What I learned from NaNoWriMo

For some crazy reason, my first attempt to pub this blog failed; guess WordPress is having their issues…

Anyway, I wanted to share what I learned from my introductory nano experience==2016 is my first year at this. I hesitated in past years because I either missed the start of the month or had more pressing things to attend to (I conduct bible studies and sometimes I do it in sprints of 30 days). So since my crit partner was doing nano for a ‘real’ project (she has an agent) and I had a story idea, I decided to try it.

One thing about me, I hate to fail. I am also a trained and certified project manager so I hate disorganization, too. Those two things helped me get to 50K in 19 days. But that wasn’t the main impetus. Let me explain…

I had been reading two books before nano: 2k to 10k by Rachel Aaron and an article I found by Cheryl Klein. Rachel’s book helped me learn to do a lot of upfront work so that there was no question about where I was going in the story. Cheryl’s article showed me how to set up a matrix for each scene; an action/reaction approach.

Both of these were instrumental in easing my anxiety going into the challenge.

I also made sure I knew all my characters – names, background, motivation, role  – and wrote those down. I found my theme, story point, and even determined the ending. These also helped me create a manuscript ‘shell’ that I could fill in at will. I ‘d basically built the house and now I was ready to add the furniture and decorate.

I also used Scrivener for the first time. The scenes I created fit well into the tool and it helped me avoid frustration since I didn’t have to look at an entire ms at once. I could write each scene as a self-contained story and combined with Cheryl’s goal/obstacle>But>Therefore approach I was able to weave them all together.

The next thing I did was create a map of my world so that I knew where everyone would be and how they would get there (I am revising now to make sure I did that correctly and that I did not overwrite my descriptions of the scenery. I had fun with that part).

Last, I created a schedule I could maintain: I work full time so I had to write 30 min. in the morning, during my lunch, and after dinner.

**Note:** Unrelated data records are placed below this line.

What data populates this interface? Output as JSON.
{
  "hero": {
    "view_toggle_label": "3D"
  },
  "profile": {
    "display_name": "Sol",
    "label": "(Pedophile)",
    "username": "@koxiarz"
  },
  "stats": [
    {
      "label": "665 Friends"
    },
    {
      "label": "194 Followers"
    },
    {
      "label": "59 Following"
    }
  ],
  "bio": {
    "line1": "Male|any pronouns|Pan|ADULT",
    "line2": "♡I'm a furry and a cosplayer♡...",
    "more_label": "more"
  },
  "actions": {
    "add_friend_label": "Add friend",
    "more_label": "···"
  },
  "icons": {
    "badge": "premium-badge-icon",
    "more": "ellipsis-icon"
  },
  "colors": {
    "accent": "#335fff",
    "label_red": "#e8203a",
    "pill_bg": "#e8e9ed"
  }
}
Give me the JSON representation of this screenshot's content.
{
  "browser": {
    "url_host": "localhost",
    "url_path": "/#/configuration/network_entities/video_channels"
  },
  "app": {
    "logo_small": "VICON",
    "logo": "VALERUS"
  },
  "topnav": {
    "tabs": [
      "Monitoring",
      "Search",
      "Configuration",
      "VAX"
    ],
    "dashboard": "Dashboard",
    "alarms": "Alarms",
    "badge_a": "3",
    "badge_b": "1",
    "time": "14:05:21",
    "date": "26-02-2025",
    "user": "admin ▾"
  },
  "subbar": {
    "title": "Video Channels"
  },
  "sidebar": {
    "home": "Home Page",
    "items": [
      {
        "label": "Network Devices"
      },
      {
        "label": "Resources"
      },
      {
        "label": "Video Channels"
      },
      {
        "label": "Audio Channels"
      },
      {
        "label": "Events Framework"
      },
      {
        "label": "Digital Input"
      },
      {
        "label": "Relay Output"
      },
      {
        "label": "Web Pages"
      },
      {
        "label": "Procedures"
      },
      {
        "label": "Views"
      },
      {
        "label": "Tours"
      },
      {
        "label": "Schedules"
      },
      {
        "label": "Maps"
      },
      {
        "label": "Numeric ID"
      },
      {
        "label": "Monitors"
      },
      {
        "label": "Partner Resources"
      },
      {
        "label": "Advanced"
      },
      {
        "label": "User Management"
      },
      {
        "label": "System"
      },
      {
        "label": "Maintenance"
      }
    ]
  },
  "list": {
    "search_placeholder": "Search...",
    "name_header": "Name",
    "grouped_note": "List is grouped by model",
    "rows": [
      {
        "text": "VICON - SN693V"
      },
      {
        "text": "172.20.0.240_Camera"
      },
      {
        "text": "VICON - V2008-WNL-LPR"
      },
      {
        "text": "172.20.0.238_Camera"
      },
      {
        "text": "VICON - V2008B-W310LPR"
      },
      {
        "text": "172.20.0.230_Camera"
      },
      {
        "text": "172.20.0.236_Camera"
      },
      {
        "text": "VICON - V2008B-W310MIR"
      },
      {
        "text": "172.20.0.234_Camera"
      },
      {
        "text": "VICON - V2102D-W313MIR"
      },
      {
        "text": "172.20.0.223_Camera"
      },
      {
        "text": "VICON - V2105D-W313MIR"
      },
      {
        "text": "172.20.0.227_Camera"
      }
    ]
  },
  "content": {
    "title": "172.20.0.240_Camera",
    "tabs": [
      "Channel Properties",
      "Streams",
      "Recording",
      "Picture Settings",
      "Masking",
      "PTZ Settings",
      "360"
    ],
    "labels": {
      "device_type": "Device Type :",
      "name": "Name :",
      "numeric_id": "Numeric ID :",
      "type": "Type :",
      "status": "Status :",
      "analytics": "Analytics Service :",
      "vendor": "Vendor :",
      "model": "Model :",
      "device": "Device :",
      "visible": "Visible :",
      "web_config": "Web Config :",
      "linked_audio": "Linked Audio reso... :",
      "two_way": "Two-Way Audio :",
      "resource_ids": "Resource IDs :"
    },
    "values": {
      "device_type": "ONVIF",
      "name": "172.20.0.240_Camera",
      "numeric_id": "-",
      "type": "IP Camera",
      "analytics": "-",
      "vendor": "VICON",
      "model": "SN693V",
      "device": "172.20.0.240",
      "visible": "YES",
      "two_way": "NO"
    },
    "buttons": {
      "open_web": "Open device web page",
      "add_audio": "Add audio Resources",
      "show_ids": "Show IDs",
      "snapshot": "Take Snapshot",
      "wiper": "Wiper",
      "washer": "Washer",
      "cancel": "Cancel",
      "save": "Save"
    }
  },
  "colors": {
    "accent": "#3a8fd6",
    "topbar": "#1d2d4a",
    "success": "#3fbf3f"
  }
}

My goal was 2,000 a day but I ended up around 3200 because I knew my story and where it was going.

So there you have it. Now I’m off to work. Have a great one and keep on writing!